Rachel Wiley's Nothing Is Okay simultaneously deconstructs the lies that we were taught about our bodies and our beings, and builds new ways of viewing ourselves.
10. Please by Jericho Brown - The first time I read Please by Jericho Brown it was 3 a.m. on Christmas morning, 2013. My partner slept in the middle of our bed across the room. We’d had a nasty fight before he finished off another bottle of wine and passed out. We would be broken up in another couple of months but for the time I was chain smoking next to a dim lamp and reading. And then, I was reading and chain smoking and sobbing. Jericho Brown writes loneliness like he’s etching the grooves of a blues record by hand. To read Please is to page through a photo album where tenderness and aggression are relatives you came up with and know too well to ever out and out dismiss. These poems are intimate in a way few things are, in a way few people know how to be, in a way we are shooed away from being and the danger in this is that you might end up seeing exactly what you’ve been missing and how much you need it.
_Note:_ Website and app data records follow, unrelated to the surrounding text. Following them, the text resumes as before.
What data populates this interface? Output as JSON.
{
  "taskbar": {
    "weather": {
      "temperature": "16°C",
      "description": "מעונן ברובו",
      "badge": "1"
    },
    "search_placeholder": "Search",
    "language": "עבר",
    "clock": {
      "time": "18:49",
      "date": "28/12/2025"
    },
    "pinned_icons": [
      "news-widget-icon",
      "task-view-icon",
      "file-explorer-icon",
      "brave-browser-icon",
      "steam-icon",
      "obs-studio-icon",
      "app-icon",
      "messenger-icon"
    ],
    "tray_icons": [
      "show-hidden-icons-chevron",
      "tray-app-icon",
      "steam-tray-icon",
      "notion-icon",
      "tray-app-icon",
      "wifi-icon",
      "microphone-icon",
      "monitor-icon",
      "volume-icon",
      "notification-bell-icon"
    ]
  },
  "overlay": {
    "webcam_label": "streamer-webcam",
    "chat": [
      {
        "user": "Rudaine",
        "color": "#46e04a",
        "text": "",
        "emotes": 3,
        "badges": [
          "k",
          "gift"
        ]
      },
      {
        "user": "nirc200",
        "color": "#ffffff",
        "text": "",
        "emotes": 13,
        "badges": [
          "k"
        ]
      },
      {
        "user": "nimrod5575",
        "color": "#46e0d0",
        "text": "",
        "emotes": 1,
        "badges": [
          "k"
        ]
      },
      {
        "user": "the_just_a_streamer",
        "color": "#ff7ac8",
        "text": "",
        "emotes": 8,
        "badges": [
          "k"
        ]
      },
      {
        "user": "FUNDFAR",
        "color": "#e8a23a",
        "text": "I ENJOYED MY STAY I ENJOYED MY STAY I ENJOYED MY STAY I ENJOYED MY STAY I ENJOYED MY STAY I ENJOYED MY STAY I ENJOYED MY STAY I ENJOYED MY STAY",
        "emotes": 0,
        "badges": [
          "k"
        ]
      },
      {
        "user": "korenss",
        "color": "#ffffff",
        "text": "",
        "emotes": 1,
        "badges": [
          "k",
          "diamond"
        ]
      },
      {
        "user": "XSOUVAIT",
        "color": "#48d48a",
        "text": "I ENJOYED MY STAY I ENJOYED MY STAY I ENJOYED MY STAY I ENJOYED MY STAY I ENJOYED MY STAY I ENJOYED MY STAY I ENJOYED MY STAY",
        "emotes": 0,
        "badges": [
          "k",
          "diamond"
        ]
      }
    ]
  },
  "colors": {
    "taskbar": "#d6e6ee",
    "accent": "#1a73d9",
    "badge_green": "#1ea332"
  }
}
11. When My Brother Was an Aztec by Natalie Diaz - The outcome of more than one date has depended on a potential lover’s reaction to "I Watch Her Eat the Apple" from Natalie Diaz’s When My Brother Was an Aztec. I have a sneaking suspicion that I may have actually known I was queer much sooner had I been able to read that particular poem earlier in my life because Natalie Diaz’s work has a way of teaching you about yourself while telling you about someone or something else. When My Brother Was an Aztec is a wonderfully dense body of work that you can move into for months at a time, a book worth wandering through and getting helplessly lost inside of. The way Diaz intertwines personal and the historic, mundane and mythological, individual and universal all stretch a different muscle as you read, satisfying deep stretches.